[THE INPUT — start]

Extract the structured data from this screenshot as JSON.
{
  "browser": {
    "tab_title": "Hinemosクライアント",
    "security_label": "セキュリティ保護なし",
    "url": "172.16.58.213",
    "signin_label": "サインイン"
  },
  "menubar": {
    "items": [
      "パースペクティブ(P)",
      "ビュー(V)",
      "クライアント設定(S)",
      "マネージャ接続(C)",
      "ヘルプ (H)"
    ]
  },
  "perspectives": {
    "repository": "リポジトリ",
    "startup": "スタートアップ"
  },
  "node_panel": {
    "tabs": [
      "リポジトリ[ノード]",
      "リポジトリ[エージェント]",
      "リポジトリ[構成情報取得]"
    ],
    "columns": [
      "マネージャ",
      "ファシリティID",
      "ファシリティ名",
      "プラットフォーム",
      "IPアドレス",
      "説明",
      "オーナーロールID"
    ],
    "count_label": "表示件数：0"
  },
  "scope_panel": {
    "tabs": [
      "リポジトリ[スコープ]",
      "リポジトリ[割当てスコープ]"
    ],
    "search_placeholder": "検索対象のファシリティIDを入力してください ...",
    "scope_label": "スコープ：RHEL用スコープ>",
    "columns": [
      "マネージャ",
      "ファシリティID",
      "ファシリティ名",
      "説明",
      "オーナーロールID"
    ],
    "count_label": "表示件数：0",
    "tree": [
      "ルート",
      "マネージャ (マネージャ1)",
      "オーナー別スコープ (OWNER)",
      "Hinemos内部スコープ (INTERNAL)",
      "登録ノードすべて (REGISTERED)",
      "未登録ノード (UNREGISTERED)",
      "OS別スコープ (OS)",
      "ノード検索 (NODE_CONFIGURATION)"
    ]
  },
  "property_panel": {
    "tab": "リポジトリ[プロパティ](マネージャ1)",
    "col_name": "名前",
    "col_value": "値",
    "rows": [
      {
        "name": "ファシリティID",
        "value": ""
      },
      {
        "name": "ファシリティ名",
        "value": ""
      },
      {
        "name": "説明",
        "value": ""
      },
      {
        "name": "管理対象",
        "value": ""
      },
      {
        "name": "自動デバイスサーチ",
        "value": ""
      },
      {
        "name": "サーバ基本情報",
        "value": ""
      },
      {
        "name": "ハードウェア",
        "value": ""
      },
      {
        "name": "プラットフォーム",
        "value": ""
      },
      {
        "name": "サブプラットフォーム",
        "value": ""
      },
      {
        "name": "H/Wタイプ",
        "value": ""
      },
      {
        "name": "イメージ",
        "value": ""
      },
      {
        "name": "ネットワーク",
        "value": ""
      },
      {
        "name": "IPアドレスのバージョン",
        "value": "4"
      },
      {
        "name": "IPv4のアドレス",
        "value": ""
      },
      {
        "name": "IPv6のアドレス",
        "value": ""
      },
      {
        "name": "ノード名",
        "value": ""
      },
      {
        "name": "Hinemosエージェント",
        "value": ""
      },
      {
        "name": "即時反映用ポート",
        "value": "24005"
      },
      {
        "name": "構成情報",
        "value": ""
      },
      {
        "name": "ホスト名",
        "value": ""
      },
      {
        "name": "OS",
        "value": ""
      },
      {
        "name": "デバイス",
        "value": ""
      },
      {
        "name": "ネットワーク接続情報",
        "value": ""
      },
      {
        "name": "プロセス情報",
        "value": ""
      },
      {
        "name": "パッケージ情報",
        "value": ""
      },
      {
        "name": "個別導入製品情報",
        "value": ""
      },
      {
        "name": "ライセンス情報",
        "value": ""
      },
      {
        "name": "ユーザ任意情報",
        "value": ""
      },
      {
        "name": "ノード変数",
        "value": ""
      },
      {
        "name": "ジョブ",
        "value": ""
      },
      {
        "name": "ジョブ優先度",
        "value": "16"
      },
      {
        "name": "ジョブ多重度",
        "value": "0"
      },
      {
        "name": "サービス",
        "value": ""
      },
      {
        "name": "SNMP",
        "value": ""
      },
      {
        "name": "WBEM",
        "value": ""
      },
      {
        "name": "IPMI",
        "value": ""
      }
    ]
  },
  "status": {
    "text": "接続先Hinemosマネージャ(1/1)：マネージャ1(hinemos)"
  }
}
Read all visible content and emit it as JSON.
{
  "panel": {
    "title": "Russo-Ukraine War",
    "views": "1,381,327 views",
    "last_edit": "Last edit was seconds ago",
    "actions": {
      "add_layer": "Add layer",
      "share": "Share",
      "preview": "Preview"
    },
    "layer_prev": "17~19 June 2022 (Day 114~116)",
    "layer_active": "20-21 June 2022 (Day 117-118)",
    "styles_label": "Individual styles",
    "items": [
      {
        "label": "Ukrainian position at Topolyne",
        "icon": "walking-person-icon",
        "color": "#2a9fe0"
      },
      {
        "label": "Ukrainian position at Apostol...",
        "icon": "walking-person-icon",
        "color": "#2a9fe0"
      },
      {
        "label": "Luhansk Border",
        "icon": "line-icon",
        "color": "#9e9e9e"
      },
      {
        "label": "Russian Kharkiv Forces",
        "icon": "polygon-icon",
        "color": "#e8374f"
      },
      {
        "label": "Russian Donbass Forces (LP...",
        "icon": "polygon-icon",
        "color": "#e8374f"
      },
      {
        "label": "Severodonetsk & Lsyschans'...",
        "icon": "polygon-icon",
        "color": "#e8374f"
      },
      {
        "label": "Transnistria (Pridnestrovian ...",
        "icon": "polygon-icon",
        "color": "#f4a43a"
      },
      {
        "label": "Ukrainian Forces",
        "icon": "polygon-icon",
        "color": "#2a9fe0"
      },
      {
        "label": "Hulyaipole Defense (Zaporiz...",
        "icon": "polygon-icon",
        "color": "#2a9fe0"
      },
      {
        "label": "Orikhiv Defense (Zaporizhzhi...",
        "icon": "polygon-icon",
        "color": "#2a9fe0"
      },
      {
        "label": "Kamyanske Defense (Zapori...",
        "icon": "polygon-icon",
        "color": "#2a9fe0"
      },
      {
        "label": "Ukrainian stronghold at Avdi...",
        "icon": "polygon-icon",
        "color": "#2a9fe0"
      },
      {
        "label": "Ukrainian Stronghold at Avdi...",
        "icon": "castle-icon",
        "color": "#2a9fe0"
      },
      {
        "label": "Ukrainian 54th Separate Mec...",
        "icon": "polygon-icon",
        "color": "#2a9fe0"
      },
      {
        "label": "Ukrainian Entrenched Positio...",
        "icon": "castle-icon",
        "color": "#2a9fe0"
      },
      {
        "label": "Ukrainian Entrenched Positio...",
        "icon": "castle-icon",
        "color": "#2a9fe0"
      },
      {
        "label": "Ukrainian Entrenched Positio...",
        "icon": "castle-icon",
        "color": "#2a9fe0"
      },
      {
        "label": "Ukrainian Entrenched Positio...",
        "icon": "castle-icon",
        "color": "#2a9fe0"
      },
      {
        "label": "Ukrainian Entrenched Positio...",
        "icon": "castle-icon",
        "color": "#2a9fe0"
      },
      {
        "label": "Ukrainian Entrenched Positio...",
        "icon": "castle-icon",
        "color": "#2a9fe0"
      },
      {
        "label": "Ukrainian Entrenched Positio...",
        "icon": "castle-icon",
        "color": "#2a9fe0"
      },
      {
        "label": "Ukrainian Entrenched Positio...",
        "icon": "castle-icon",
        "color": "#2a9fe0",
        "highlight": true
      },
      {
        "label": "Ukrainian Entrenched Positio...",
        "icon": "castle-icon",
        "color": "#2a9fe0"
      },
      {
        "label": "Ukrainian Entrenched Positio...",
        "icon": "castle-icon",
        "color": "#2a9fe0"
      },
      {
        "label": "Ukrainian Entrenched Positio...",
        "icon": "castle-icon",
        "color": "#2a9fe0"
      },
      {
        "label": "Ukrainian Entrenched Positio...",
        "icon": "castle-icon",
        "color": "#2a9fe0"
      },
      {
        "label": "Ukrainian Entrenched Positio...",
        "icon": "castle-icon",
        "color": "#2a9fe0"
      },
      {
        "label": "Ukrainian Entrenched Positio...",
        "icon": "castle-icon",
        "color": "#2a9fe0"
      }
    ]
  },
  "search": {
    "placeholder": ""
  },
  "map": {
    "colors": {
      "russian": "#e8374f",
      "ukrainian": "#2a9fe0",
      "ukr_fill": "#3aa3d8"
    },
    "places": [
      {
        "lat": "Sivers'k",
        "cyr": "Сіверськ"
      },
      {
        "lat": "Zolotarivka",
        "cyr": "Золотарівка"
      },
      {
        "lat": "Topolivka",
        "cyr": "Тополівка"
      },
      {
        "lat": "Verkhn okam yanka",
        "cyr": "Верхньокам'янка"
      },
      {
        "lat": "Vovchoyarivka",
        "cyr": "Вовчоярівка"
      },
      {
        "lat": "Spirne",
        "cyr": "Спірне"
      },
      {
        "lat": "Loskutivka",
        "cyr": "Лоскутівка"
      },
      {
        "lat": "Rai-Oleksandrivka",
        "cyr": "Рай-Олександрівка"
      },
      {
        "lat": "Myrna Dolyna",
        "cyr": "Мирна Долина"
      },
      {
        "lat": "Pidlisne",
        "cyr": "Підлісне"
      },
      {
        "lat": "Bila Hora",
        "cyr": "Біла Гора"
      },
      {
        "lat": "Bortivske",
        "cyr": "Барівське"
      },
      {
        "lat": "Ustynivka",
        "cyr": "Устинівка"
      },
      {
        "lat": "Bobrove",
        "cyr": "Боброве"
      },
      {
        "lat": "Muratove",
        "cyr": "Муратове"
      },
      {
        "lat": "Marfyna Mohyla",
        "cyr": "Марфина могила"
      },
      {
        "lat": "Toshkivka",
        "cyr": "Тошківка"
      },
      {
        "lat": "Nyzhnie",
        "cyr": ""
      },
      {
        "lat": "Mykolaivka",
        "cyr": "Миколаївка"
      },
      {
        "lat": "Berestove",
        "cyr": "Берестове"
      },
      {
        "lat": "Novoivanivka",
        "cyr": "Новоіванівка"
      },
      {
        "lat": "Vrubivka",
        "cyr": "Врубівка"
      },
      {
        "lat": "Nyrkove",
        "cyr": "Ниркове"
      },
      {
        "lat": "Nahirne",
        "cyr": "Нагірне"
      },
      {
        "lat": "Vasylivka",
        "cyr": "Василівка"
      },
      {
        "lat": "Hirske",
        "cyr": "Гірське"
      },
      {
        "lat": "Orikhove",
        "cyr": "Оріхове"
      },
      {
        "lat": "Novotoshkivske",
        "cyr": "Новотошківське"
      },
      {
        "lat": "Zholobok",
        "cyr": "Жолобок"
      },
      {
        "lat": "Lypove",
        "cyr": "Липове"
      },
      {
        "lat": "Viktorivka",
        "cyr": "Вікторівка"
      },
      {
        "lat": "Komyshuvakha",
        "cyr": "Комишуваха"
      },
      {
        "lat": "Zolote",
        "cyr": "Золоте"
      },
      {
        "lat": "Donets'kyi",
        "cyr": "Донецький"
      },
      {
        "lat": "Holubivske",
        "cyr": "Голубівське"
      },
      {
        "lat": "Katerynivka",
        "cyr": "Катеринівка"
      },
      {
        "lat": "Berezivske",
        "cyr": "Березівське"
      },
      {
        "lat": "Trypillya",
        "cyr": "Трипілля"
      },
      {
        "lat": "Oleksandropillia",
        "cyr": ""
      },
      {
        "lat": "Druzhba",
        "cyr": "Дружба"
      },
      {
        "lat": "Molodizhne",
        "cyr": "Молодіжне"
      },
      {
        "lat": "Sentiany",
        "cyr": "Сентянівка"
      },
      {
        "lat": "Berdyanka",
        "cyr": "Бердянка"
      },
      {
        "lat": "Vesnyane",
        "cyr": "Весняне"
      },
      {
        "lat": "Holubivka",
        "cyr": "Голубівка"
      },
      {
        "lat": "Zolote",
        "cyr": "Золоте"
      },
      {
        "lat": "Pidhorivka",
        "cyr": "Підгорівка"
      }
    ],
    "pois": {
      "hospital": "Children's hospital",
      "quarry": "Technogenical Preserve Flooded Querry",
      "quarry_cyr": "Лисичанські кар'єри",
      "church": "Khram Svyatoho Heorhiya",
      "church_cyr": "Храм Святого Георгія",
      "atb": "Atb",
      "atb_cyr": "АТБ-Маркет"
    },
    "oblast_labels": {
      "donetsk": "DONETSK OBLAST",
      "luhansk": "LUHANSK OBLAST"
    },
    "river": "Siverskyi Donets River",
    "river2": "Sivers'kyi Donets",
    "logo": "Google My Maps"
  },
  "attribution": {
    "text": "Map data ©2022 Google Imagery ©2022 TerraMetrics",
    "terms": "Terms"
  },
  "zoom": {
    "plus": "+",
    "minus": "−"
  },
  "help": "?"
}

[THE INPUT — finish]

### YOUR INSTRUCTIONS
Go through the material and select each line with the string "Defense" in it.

### RESPONSE BELOW
        "label": "Hulyaipole Defense (Zaporiz...",
        "label": "Orikhiv Defense (Zaporizhzhi...",
        "label": "Kamyanske Defense (Zapori...",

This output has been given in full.